- **Aim of the task**
Among the following entries, say how many lines contain the word "date"; the answer is a number and nothing else.

- **Items from a data source**

'''

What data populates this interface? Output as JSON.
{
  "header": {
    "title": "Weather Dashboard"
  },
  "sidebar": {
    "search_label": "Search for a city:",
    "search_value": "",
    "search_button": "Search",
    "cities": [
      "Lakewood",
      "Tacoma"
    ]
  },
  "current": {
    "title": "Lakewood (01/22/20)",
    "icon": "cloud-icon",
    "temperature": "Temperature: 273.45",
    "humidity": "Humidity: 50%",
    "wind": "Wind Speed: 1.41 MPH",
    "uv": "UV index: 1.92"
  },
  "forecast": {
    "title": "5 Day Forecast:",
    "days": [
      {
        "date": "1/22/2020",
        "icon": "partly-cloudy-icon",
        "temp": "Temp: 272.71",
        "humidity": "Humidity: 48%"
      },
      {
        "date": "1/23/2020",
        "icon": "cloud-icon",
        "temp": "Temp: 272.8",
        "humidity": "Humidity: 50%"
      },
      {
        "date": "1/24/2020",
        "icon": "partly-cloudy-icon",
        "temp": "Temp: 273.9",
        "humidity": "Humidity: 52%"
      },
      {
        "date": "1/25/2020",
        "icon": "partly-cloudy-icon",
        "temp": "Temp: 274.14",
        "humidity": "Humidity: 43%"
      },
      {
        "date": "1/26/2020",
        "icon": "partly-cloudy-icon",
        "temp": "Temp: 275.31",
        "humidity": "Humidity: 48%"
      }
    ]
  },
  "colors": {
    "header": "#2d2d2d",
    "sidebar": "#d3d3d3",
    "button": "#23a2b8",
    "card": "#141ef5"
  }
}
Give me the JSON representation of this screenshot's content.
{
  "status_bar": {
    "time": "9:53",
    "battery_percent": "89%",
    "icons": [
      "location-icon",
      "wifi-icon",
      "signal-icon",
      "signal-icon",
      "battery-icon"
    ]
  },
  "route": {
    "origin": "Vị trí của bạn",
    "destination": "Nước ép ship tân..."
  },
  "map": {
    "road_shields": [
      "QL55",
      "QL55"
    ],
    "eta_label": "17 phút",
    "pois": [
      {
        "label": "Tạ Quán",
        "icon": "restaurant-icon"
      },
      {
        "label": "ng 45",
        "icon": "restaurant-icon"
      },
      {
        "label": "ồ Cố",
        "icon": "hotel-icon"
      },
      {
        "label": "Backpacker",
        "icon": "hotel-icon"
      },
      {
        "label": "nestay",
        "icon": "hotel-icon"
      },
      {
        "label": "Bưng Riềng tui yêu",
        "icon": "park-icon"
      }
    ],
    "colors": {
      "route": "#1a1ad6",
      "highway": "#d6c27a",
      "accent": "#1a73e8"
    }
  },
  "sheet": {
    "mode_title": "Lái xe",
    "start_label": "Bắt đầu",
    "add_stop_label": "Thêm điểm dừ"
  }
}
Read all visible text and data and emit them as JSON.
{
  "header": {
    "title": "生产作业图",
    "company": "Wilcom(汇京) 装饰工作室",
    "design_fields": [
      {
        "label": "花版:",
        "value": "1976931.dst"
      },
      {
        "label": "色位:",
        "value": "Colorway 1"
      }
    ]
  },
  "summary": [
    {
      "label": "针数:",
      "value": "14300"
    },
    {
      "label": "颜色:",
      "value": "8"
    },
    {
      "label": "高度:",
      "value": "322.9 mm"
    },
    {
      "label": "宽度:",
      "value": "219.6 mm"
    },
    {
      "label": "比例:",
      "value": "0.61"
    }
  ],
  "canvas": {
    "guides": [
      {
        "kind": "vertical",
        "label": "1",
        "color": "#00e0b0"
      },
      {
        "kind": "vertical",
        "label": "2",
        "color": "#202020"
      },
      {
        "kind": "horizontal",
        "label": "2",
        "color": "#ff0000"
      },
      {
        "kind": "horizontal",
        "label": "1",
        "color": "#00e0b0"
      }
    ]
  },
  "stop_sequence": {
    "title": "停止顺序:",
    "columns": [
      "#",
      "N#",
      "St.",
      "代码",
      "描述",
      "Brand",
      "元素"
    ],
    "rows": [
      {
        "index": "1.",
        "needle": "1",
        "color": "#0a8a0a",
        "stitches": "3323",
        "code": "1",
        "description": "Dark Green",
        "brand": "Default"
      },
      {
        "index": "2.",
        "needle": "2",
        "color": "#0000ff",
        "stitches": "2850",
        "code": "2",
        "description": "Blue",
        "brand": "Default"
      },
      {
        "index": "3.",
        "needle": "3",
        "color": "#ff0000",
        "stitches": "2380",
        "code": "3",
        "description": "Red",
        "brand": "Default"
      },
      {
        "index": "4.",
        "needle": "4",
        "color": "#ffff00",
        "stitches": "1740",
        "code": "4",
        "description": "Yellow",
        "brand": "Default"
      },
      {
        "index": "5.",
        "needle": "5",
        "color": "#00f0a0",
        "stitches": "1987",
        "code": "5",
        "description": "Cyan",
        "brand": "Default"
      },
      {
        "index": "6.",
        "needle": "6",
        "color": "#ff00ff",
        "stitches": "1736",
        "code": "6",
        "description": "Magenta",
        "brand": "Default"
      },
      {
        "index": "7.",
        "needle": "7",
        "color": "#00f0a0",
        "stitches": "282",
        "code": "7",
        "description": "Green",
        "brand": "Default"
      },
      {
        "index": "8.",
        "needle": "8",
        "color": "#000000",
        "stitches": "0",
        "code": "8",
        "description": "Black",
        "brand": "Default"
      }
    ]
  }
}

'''

- **Reply to the task**
5